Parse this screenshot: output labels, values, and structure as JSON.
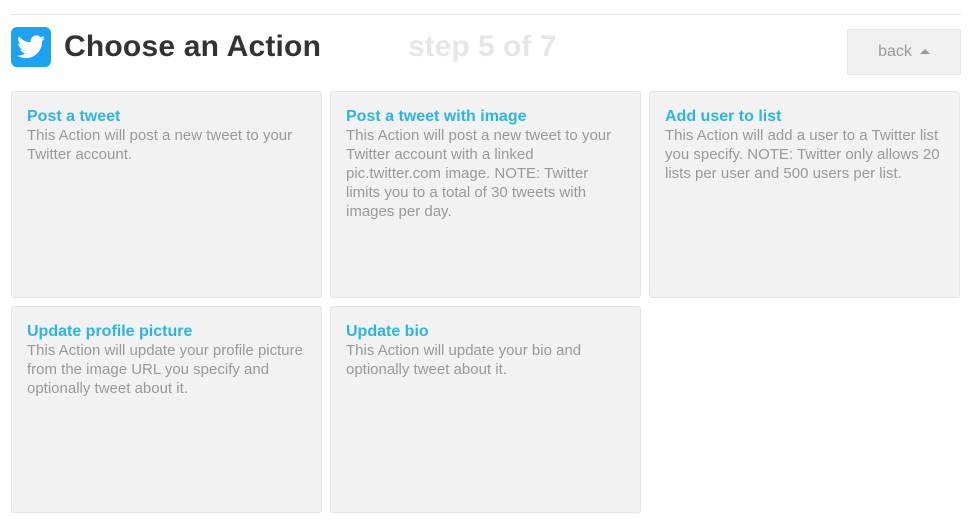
{
  "header": {
    "channel_icon": "twitter-bird-icon",
    "title": "Choose an Action",
    "step": "step 5 of 7",
    "back_label": "back",
    "back_icon": "caret-up-icon"
  },
  "colors": {
    "brand": "#1da1f2",
    "card_title": "#29b6e6",
    "card_text": "#999999",
    "card_bg": "#f2f2f2"
  },
  "actions": [
    {
      "title": "Post a tweet",
      "description": "This Action will post a new tweet to your Twitter account."
    },
    {
      "title": "Post a tweet with image",
      "description": "This Action will post a new tweet to your Twitter account with a linked pic.twitter.com image. NOTE: Twitter limits you to a total of 30 tweets with images per day."
    },
    {
      "title": "Add user to list",
      "description": "This Action will add a user to a Twitter list you specify. NOTE: Twitter only allows 20 lists per user and 500 users per list."
    },
    {
      "title": "Update profile picture",
      "description": "This Action will update your profile picture from the image URL you specify and optionally tweet about it."
    },
    {
      "title": "Update bio",
      "description": "This Action will update your bio and optionally tweet about it."
    }
  ]
}
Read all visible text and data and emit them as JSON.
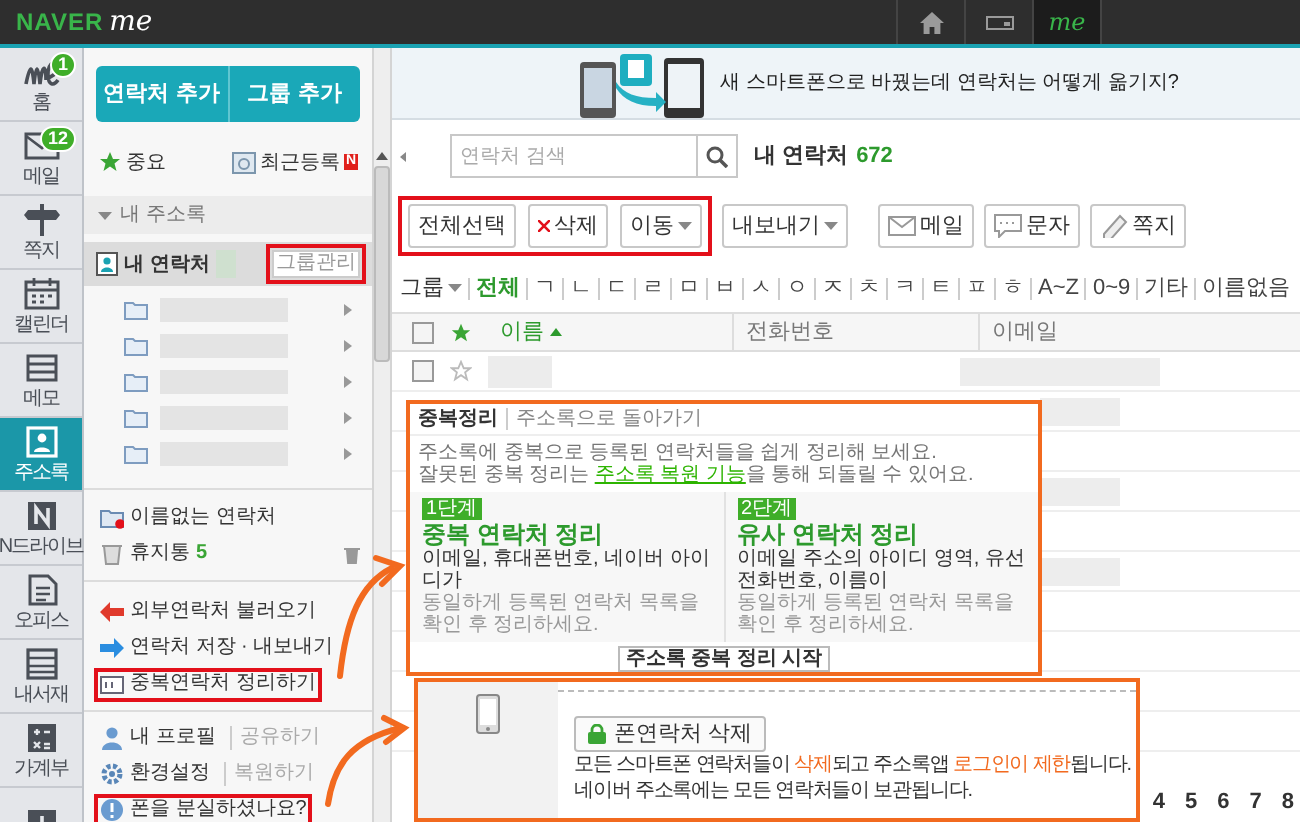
{
  "top_bar": {
    "logo": "NAVER",
    "logo_mark": "me",
    "nav": [
      {
        "kind": "home",
        "selected": false
      },
      {
        "kind": "card",
        "selected": false
      },
      {
        "kind": "me",
        "label": "me",
        "selected": true
      }
    ]
  },
  "nav_rail": [
    {
      "kind": "me",
      "label": "홈",
      "badge": "1",
      "selected": false
    },
    {
      "kind": "mail",
      "label": "메일",
      "badge": "12",
      "selected": false
    },
    {
      "kind": "note",
      "label": "쪽지",
      "selected": false
    },
    {
      "kind": "calendar",
      "label": "캘린더",
      "selected": false
    },
    {
      "kind": "memo",
      "label": "메모",
      "selected": false
    },
    {
      "kind": "contacts",
      "label": "주소록",
      "selected": true
    },
    {
      "kind": "drive",
      "label": "N드라이브",
      "selected": false
    },
    {
      "kind": "office",
      "label": "오피스",
      "selected": false
    },
    {
      "kind": "library",
      "label": "내서재",
      "selected": false
    },
    {
      "kind": "ledger",
      "label": "가계부",
      "selected": false
    },
    {
      "kind": "plus",
      "selected": false
    }
  ],
  "sidebar": {
    "buttons": [
      "연락처 추가",
      "그룹 추가"
    ],
    "quick": [
      {
        "kind": "star",
        "label": "중요"
      },
      {
        "kind": "recent",
        "label": "최근등록",
        "badge": "N"
      }
    ],
    "address_book": {
      "title": "내 주소록",
      "expanded": true,
      "items": [
        {
          "label": "내 연락처",
          "selected": true,
          "action": "그룹관리",
          "highlighted": true
        }
      ],
      "groups": [
        {
          "kind": "blurred"
        },
        {
          "kind": "blurred"
        },
        {
          "kind": "blurred"
        },
        {
          "kind": "blurred"
        },
        {
          "kind": "blurred"
        }
      ]
    },
    "special": [
      {
        "kind": "unnamed",
        "label": "이름없는 연락처"
      },
      {
        "kind": "trash",
        "label": "휴지통",
        "count": "5"
      }
    ],
    "tools": [
      {
        "kind": "import",
        "label": "외부연락처 불러오기",
        "highlighted": false
      },
      {
        "kind": "export",
        "label": "연락처 저장 · 내보내기",
        "highlighted": false
      },
      {
        "kind": "dedupe",
        "label": "중복연락처 정리하기",
        "highlighted": true
      }
    ],
    "settings": [
      {
        "kind": "profile",
        "label": "내 프로필",
        "link": "공유하기",
        "highlighted": false
      },
      {
        "kind": "settings",
        "label": "환경설정",
        "link": "복원하기",
        "highlighted": false
      },
      {
        "kind": "lost",
        "label": "폰을 분실하셨나요?",
        "highlighted": true
      }
    ]
  },
  "banner": {
    "text": "새 스마트폰으로 바꿨는데 연락처는 어떻게 옮기지?"
  },
  "search": {
    "placeholder": "연락처 검색"
  },
  "list_title": "내 연락처",
  "count": "672",
  "toolbar": [
    {
      "kind": "text",
      "label": "전체선택",
      "highlighted": true
    },
    {
      "kind": "delete",
      "label": "삭제",
      "highlighted": true
    },
    {
      "kind": "dropdown",
      "label": "이동",
      "highlighted": true
    },
    {
      "kind": "dropdown",
      "label": "내보내기",
      "highlighted": false
    },
    {
      "kind": "mail",
      "label": "메일",
      "highlighted": false
    },
    {
      "kind": "sms",
      "label": "문자",
      "highlighted": false
    },
    {
      "kind": "note",
      "label": "쪽지",
      "highlighted": false
    }
  ],
  "index_filter": {
    "group": "그룹",
    "items": [
      {
        "label": "전체",
        "selected": true
      },
      {
        "label": "ㄱ",
        "selected": false
      },
      {
        "label": "ㄴ",
        "selected": false
      },
      {
        "label": "ㄷ",
        "selected": false
      },
      {
        "label": "ㄹ",
        "selected": false
      },
      {
        "label": "ㅁ",
        "selected": false
      },
      {
        "label": "ㅂ",
        "selected": false
      },
      {
        "label": "ㅅ",
        "selected": false
      },
      {
        "label": "ㅇ",
        "selected": false
      },
      {
        "label": "ㅈ",
        "selected": false
      },
      {
        "label": "ㅊ",
        "selected": false
      },
      {
        "label": "ㅋ",
        "selected": false
      },
      {
        "label": "ㅌ",
        "selected": false
      },
      {
        "label": "ㅍ",
        "selected": false
      },
      {
        "label": "ㅎ",
        "selected": false
      },
      {
        "label": "A~Z",
        "selected": false
      },
      {
        "label": "0~9",
        "selected": false
      },
      {
        "label": "기타",
        "selected": false
      },
      {
        "label": "이름없음",
        "selected": false
      }
    ]
  },
  "table": {
    "all_checked": false,
    "columns": [
      {
        "label": "이름",
        "sorted": true
      },
      {
        "label": "전화번호",
        "sorted": false
      },
      {
        "label": "이메일",
        "sorted": false
      }
    ],
    "rows": [
      {
        "checked": false,
        "starred": false
      }
    ]
  },
  "pagination": [
    "4",
    "5",
    "6",
    "7",
    "8"
  ],
  "dedupe_panel": {
    "title": "중복정리",
    "back_link": "주소록으로 돌아가기",
    "notes": [
      {
        "text": "주소록에 중복으로 등록된 연락처들을 쉽게 정리해 보세요."
      },
      {
        "text": "잘못된 중복 정리는 ",
        "link": "주소록 복원 기능",
        "after": "을 통해 되돌릴 수 있어요."
      }
    ],
    "steps": [
      {
        "step": "1단계",
        "title": "중복 연락처 정리",
        "criteria": "이메일, 휴대폰번호, 네이버 아이디가",
        "hint": "동일하게 등록된 연락처 목록을 확인 후 정리하세요."
      },
      {
        "step": "2단계",
        "title": "유사 연락처 정리",
        "criteria": "이메일 주소의 아이디 영역, 유선전화번호, 이름이",
        "hint": "동일하게 등록된 연락처 목록을 확인 후 정리하세요."
      }
    ],
    "button": "주소록 중복 정리 시작"
  },
  "lost_phone_panel": {
    "button": "폰연락처 삭제",
    "notes": [
      "모든 스마트폰 연락처들이 **삭제**되고 주소록앱 **로그인이 제한**됩니다.",
      "네이버 주소록에는 모든 연락처들이 보관됩니다."
    ]
  }
}
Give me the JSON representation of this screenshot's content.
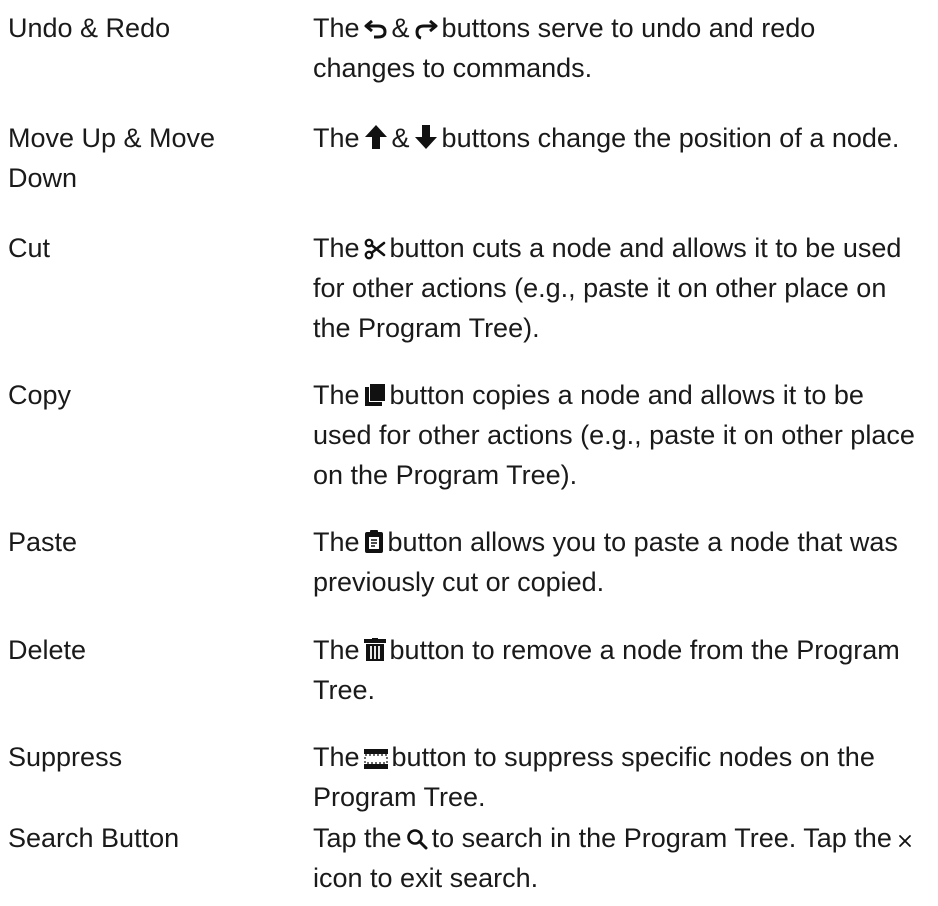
{
  "rows": [
    {
      "term": "Undo & Redo",
      "pre": "The",
      "mid": "&",
      "post": "buttons serve to undo and redo changes to commands.",
      "icons": [
        "undo-icon",
        "redo-icon"
      ]
    },
    {
      "term": "Move Up & Move Down",
      "pre": "The",
      "mid": "&",
      "post": "buttons change the position of a node.",
      "icons": [
        "arrow-up-icon",
        "arrow-down-icon"
      ]
    },
    {
      "term": "Cut",
      "pre": "The",
      "post": "button cuts a node and allows it to be used for other actions (e.g., paste it on other place on the Program Tree).",
      "icons": [
        "scissors-icon"
      ]
    },
    {
      "term": "Copy",
      "pre": "The",
      "post": "button copies a node and allows it to be used for other actions (e.g., paste it on other place on the Program Tree).",
      "icons": [
        "copy-icon"
      ]
    },
    {
      "term": "Paste",
      "pre": "The",
      "post": "button allows you to paste a node that was previously cut or copied.",
      "icons": [
        "clipboard-icon"
      ]
    },
    {
      "term": "Delete",
      "pre": "The",
      "post": "button to remove a node from the Program Tree.",
      "icons": [
        "trash-icon"
      ]
    },
    {
      "term": "Suppress",
      "pre": "The",
      "post": "button to suppress specific nodes on the Program Tree.",
      "icons": [
        "suppress-icon"
      ]
    },
    {
      "term": "Search Button",
      "pre": "Tap the",
      "mid": "to search in the Program Tree. Tap the",
      "post": "icon to exit search.",
      "icons": [
        "search-icon",
        "close-icon"
      ]
    }
  ]
}
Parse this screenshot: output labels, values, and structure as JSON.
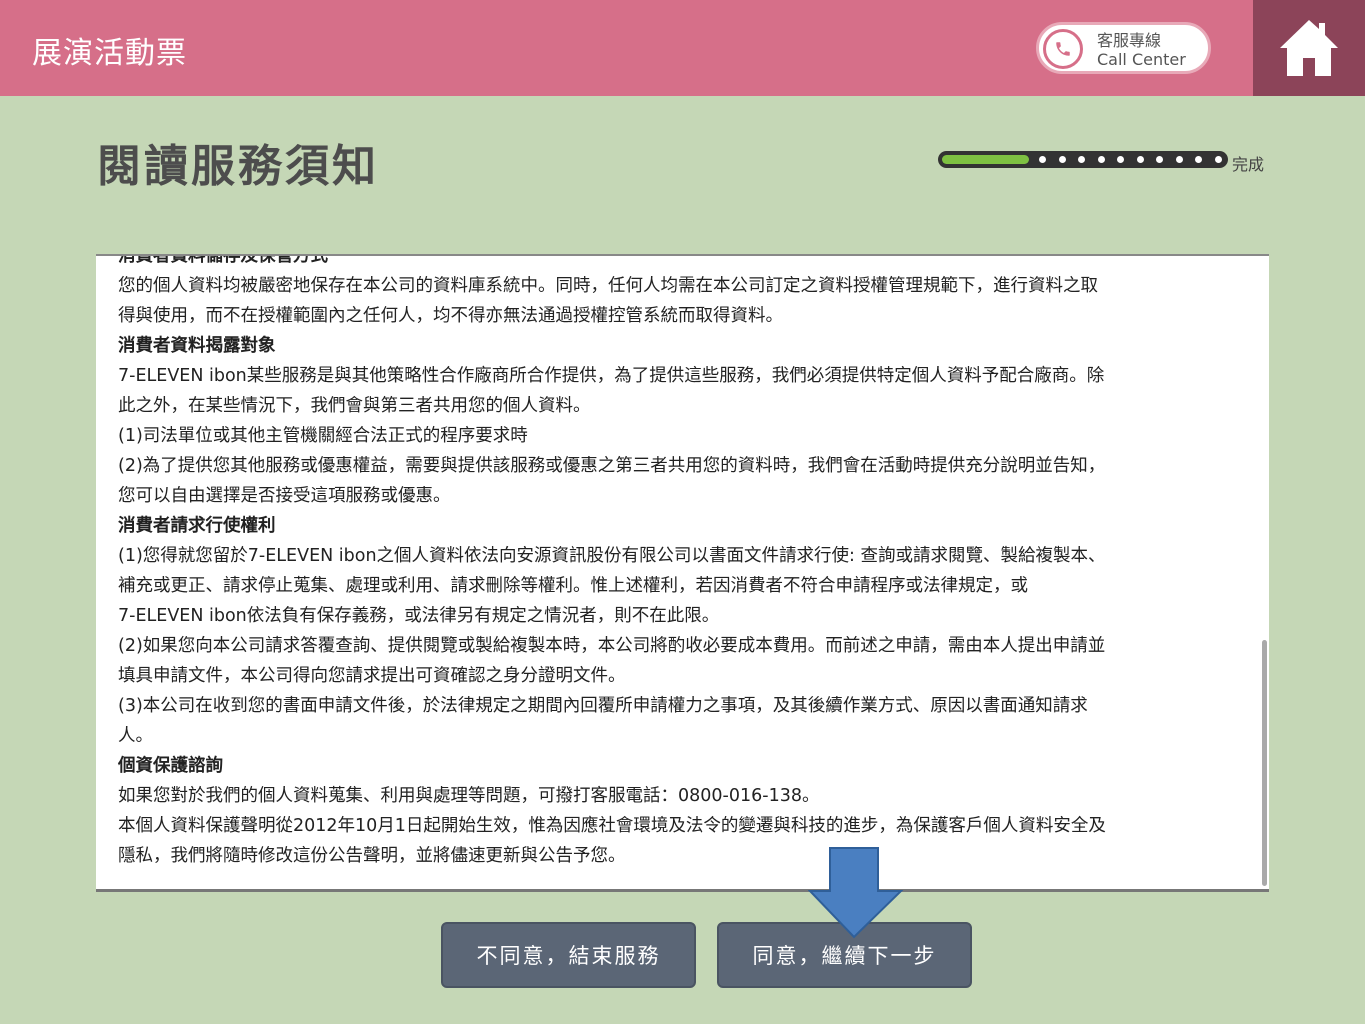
{
  "header": {
    "title": "展演活動票",
    "call_center_line1": "客服專線",
    "call_center_line2": "Call Center"
  },
  "page": {
    "title": "閱讀服務須知",
    "progress_label": "完成",
    "progress_fraction": 0.3
  },
  "notice": {
    "lines": [
      {
        "text": "消費者資料儲存及保管方式",
        "bold": true
      },
      {
        "text": "您的個人資料均被嚴密地保存在本公司的資料庫系統中。同時，任何人均需在本公司訂定之資料授權管理規範下，進行資料之取",
        "bold": false
      },
      {
        "text": "得與使用，而不在授權範圍內之任何人，均不得亦無法通過授權控管系統而取得資料。",
        "bold": false
      },
      {
        "text": "消費者資料揭露對象",
        "bold": true
      },
      {
        "text": "7-ELEVEN ibon某些服務是與其他策略性合作廠商所合作提供，為了提供這些服務，我們必須提供特定個人資料予配合廠商。除",
        "bold": false
      },
      {
        "text": "此之外，在某些情況下，我們會與第三者共用您的個人資料。",
        "bold": false
      },
      {
        "text": "(1)司法單位或其他主管機關經合法正式的程序要求時",
        "bold": false
      },
      {
        "text": "(2)為了提供您其他服務或優惠權益，需要與提供該服務或優惠之第三者共用您的資料時，我們會在活動時提供充分說明並告知，",
        "bold": false
      },
      {
        "text": "您可以自由選擇是否接受這項服務或優惠。",
        "bold": false
      },
      {
        "text": "消費者請求行使權利",
        "bold": true
      },
      {
        "text": "(1)您得就您留於7-ELEVEN ibon之個人資料依法向安源資訊股份有限公司以書面文件請求行使: 查詢或請求閱覽、製給複製本、",
        "bold": false
      },
      {
        "text": "補充或更正、請求停止蒐集、處理或利用、請求刪除等權利。惟上述權利，若因消費者不符合申請程序或法律規定，或",
        "bold": false
      },
      {
        "text": "7-ELEVEN ibon依法負有保存義務，或法律另有規定之情況者，則不在此限。",
        "bold": false
      },
      {
        "text": "(2)如果您向本公司請求答覆查詢、提供閱覽或製給複製本時，本公司將酌收必要成本費用。而前述之申請，需由本人提出申請並",
        "bold": false
      },
      {
        "text": "填具申請文件，本公司得向您請求提出可資確認之身分證明文件。",
        "bold": false
      },
      {
        "text": "(3)本公司在收到您的書面申請文件後，於法律規定之期間內回覆所申請權力之事項，及其後續作業方式、原因以書面通知請求",
        "bold": false
      },
      {
        "text": "人。",
        "bold": false
      },
      {
        "text": "個資保護諮詢",
        "bold": true
      },
      {
        "text": "如果您對於我們的個人資料蒐集、利用與處理等問題，可撥打客服電話：0800-016-138。",
        "bold": false
      },
      {
        "text": "本個人資料保護聲明從2012年10月1日起開始生效，惟為因應社會環境及法令的變遷與科技的進步，為保護客戶個人資料安全及",
        "bold": false
      },
      {
        "text": "隱私，我們將隨時修改這份公告聲明，並將儘速更新與公告予您。",
        "bold": false
      }
    ]
  },
  "buttons": {
    "decline": "不同意，結束服務",
    "agree": "同意，繼續下一步"
  },
  "colors": {
    "header_bg": "#d66f89",
    "home_bg": "#8c4459",
    "page_bg": "#c5d7b6",
    "button_bg": "#5b6676",
    "progress_fill": "#7ec142",
    "arrow": "#4a7fc1"
  },
  "icons": [
    "phone-icon",
    "home-icon",
    "down-arrow-icon"
  ]
}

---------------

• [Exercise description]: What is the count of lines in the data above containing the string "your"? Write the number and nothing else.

• [Answer box]: 4